##### RECORDED INFORMATION

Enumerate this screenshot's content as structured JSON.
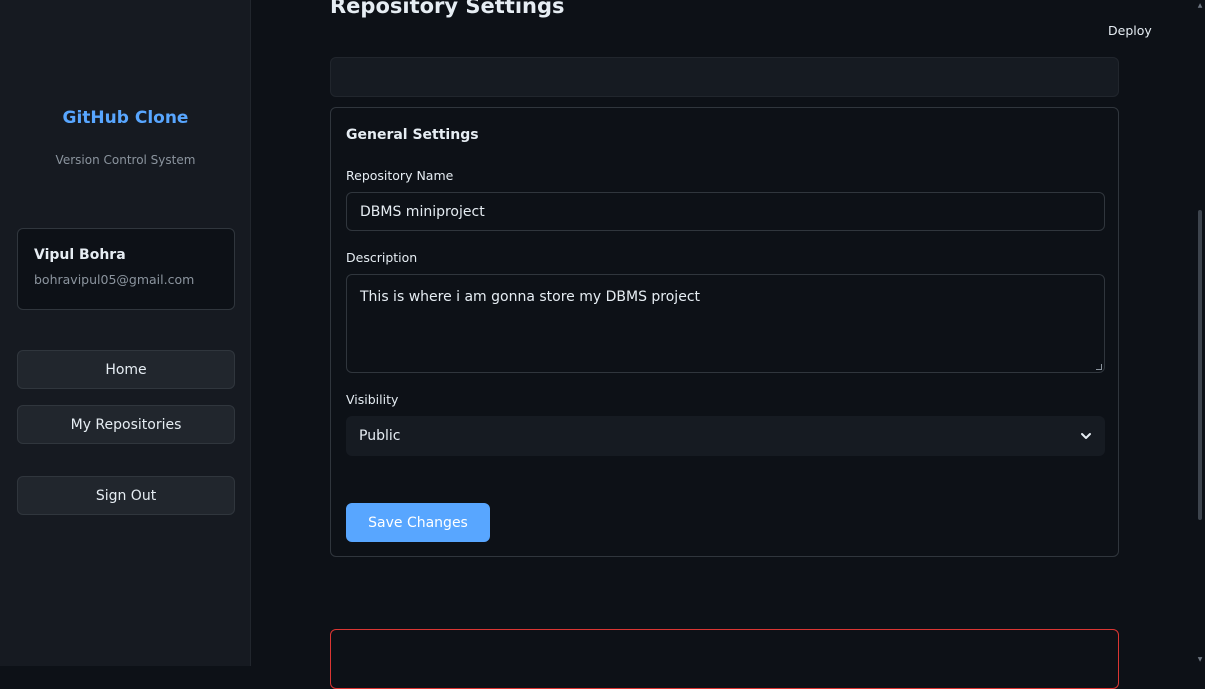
{
  "sidebar": {
    "brand_title": "GitHub Clone",
    "brand_subtitle": "Version Control System",
    "user": {
      "name": "Vipul Bohra",
      "email": "bohravipul05@gmail.com"
    },
    "nav": {
      "home": "Home",
      "repositories": "My Repositories",
      "sign_out": "Sign Out"
    }
  },
  "header": {
    "title": "Repository Settings",
    "deploy_label": "Deploy"
  },
  "general": {
    "section_title": "General Settings",
    "name_label": "Repository Name",
    "name_value": "DBMS miniproject",
    "description_label": "Description",
    "description_value": "This is where i am gonna store my DBMS project",
    "visibility_label": "Visibility",
    "visibility_value": "Public",
    "save_label": "Save Changes"
  },
  "colors": {
    "accent": "#58a6ff",
    "danger_border": "#da3633",
    "background": "#0d1117",
    "sidebar": "#161a21"
  },
  "icons": {
    "select": "chevron-down-icon",
    "scroll_up": "scroll-up-arrow-icon",
    "scroll_down": "scroll-down-arrow-icon"
  }
}
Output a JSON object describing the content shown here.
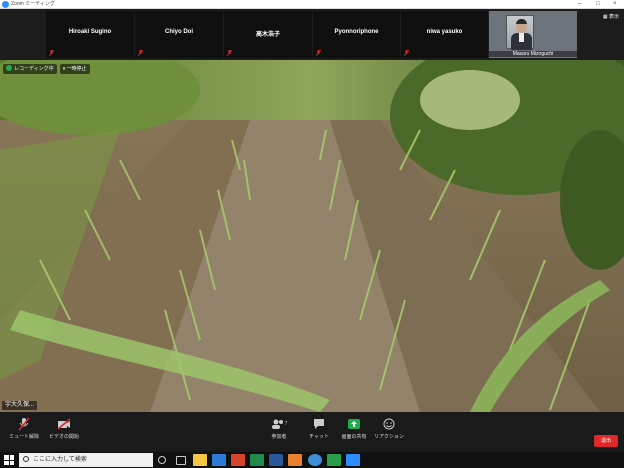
{
  "window": {
    "title": "Zoom ミーティング",
    "minimize": "–",
    "maximize": "□",
    "close": "×"
  },
  "participants": [
    {
      "name": "Hiroaki Sugino"
    },
    {
      "name": "Chiyo Doi"
    },
    {
      "name": "高木浩子"
    },
    {
      "name": "Pyonnoriphone"
    },
    {
      "name": "niwa yasuko"
    }
  ],
  "video_participant": {
    "name": "Masaru Mizoguchi"
  },
  "view_button": {
    "label": "表示"
  },
  "recording": {
    "status": "レコーディング中",
    "pause": "一時停止"
  },
  "active_speaker": {
    "name": "宇大久保..."
  },
  "controls": {
    "mute": "ミュート解除",
    "video": "ビデオの開始",
    "participants": "参加者",
    "participants_count": "7",
    "chat": "チャット",
    "share": "画面の共有",
    "reactions": "リアクション",
    "leave": "退出"
  },
  "taskbar": {
    "search_placeholder": "ここに入力して検索"
  },
  "colors": {
    "leave": "#e02828",
    "share": "#1fae4b",
    "muted": "#e02828"
  }
}
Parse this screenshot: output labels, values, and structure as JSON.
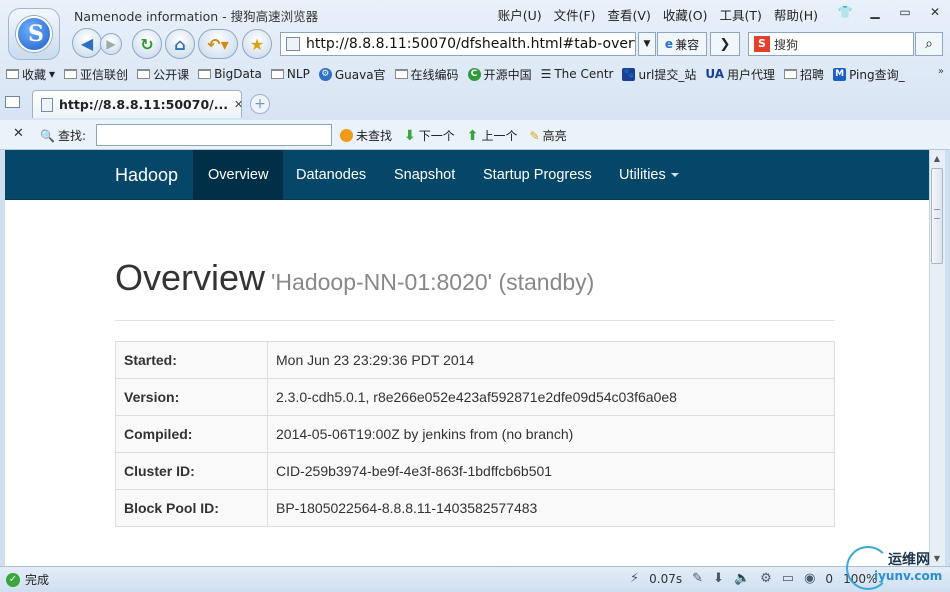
{
  "window": {
    "title": "Namenode information - 搜狗高速浏览器"
  },
  "menu": [
    "账户(U)",
    "文件(F)",
    "查看(V)",
    "收藏(O)",
    "工具(T)",
    "帮助(H)"
  ],
  "toolbar": {
    "url": "http://8.8.8.11:50070/dfshealth.html#tab-overview",
    "compat_label": "兼容",
    "search_placeholder": "搜狗"
  },
  "bookmarks": [
    "收藏",
    "亚信联创",
    "公开课",
    "BigData",
    "NLP",
    "Guava官",
    "在线编码",
    "开源中国",
    "The Centr",
    "url提交_站",
    "用户代理",
    "招聘",
    "Ping查询_"
  ],
  "tab": {
    "title": "http://8.8.8.11:50070/..."
  },
  "findbar": {
    "label": "查找:",
    "value": "",
    "opts": [
      "未查找",
      "下一个",
      "上一个",
      "高亮"
    ]
  },
  "page": {
    "brand": "Hadoop",
    "nav": [
      "Overview",
      "Datanodes",
      "Snapshot",
      "Startup Progress",
      "Utilities"
    ],
    "title": "Overview",
    "subtitle": "'Hadoop-NN-01:8020' (standby)",
    "rows": [
      {
        "k": "Started:",
        "v": "Mon Jun 23 23:29:36 PDT 2014"
      },
      {
        "k": "Version:",
        "v": "2.3.0-cdh5.0.1, r8e266e052e423af592871e2dfe09d54c03f6a0e8"
      },
      {
        "k": "Compiled:",
        "v": "2014-05-06T19:00Z by jenkins from (no branch)"
      },
      {
        "k": "Cluster ID:",
        "v": "CID-259b3974-be9f-4e3f-863f-1bdffcb6b501"
      },
      {
        "k": "Block Pool ID:",
        "v": "BP-1805022564-8.8.8.11-1403582577483"
      }
    ]
  },
  "status": {
    "left": "完成",
    "time": "0.07s",
    "count": "0",
    "zoom": "100%"
  },
  "watermark": {
    "text": "运维网",
    "sub": "iyunv.com"
  },
  "colors": {
    "navbar": "#054669",
    "navbar_active": "#022f48"
  }
}
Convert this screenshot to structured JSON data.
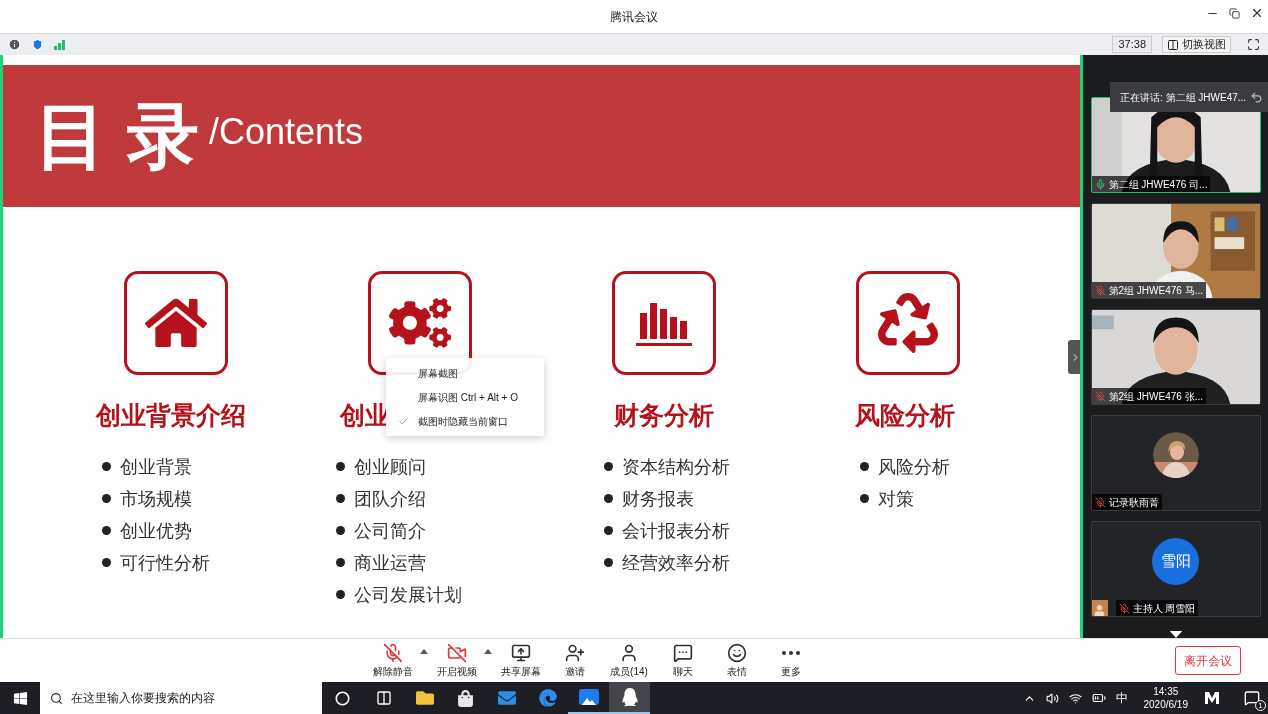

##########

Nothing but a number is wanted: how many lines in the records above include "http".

:: EXERCISE ANSWER ::
2